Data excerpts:
<<<<
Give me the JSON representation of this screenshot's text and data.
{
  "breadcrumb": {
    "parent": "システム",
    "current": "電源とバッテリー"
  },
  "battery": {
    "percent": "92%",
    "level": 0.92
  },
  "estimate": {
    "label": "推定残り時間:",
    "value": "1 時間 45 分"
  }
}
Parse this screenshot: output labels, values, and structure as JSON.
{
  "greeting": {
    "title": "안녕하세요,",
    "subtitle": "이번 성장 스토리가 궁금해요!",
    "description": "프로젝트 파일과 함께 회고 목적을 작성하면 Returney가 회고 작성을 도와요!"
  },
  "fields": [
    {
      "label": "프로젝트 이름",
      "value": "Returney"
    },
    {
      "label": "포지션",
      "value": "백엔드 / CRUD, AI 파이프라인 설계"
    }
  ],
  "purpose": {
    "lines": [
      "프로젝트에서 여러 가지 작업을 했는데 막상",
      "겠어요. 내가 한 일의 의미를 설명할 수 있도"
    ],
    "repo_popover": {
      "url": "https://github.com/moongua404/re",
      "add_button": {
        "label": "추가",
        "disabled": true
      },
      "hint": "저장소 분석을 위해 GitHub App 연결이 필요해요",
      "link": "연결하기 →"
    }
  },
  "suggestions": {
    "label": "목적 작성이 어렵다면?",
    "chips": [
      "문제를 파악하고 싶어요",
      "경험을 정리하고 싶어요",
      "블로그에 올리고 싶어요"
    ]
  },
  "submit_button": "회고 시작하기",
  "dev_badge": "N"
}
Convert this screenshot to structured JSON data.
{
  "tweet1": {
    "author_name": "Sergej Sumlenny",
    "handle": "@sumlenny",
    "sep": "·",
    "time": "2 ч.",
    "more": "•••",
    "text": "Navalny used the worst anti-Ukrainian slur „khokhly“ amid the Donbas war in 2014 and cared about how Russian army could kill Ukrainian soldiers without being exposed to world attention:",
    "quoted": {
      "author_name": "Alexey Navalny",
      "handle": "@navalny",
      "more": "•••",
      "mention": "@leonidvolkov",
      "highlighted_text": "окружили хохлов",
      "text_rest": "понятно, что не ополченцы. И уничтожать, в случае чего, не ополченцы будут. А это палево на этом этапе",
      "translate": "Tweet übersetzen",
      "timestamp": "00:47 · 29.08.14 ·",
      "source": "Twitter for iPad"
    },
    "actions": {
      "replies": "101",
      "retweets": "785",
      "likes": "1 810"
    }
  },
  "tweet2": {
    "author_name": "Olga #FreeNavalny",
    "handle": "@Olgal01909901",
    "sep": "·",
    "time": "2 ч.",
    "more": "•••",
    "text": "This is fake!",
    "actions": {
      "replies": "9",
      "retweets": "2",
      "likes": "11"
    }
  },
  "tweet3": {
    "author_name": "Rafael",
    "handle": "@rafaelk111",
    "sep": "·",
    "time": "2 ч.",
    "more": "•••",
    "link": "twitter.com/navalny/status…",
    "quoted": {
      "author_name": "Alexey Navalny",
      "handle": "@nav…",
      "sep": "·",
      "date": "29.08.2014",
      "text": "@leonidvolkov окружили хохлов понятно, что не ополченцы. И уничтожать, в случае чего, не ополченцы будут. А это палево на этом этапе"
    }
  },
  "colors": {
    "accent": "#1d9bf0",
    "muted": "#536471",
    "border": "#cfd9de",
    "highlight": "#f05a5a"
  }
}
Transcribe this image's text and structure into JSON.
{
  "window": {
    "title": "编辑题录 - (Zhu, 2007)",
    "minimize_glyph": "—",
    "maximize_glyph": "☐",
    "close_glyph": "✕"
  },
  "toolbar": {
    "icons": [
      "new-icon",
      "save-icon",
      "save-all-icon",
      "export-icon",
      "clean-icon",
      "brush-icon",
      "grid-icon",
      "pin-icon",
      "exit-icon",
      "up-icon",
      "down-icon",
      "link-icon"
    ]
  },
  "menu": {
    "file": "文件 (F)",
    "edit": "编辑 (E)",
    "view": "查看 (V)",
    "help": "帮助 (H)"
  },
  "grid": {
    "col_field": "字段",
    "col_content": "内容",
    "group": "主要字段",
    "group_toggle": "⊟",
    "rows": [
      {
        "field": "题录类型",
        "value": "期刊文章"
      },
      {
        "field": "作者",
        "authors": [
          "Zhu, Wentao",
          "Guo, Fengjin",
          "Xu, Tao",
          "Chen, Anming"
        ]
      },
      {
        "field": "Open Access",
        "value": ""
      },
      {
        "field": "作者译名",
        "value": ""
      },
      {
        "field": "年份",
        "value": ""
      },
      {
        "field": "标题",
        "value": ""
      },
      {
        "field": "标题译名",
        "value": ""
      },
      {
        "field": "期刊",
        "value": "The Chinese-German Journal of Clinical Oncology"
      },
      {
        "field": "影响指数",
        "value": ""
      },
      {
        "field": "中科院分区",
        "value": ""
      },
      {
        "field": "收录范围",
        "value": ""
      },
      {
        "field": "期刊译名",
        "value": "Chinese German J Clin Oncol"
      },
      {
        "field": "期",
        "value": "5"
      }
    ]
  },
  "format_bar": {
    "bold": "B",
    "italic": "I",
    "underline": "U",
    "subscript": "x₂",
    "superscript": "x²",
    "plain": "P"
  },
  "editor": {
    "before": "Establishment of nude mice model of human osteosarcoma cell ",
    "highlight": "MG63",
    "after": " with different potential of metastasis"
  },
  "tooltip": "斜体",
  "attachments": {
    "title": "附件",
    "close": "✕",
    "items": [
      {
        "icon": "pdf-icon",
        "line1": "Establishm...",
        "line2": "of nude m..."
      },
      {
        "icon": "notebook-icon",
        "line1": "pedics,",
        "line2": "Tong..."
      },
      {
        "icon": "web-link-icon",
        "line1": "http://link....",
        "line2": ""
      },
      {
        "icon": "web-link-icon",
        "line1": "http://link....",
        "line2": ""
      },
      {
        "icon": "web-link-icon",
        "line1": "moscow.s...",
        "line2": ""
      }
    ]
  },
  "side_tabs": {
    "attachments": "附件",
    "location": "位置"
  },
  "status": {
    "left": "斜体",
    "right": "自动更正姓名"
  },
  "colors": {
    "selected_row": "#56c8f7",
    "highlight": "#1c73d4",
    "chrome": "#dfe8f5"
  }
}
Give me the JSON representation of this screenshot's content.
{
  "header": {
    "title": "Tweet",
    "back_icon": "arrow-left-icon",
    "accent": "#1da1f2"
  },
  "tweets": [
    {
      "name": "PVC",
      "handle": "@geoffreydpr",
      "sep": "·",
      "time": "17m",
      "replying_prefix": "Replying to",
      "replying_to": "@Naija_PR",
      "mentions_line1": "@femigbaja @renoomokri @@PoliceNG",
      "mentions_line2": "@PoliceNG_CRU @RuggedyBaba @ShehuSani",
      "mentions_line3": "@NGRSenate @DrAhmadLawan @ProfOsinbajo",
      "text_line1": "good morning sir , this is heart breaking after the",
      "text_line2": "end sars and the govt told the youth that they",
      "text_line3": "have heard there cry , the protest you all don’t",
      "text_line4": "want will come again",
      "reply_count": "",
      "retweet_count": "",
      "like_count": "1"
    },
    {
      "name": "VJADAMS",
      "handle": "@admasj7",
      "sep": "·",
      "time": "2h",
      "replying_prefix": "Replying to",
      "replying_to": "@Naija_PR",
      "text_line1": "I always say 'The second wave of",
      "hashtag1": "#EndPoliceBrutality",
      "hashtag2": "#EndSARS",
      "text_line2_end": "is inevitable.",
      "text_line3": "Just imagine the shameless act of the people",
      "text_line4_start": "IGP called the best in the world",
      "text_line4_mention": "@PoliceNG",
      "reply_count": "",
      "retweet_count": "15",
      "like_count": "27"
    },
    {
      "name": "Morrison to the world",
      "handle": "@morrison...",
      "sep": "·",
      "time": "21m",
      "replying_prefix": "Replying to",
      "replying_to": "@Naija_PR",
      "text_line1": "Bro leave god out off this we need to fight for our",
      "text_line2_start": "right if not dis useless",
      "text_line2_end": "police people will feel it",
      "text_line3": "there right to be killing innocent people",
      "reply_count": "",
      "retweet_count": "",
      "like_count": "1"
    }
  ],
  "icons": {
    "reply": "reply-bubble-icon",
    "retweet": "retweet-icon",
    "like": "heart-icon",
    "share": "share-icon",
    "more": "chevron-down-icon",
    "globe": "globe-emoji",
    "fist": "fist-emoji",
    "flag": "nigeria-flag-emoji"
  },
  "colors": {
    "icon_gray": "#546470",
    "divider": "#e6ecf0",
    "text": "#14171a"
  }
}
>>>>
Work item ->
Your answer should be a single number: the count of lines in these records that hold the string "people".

Exercise output ->
3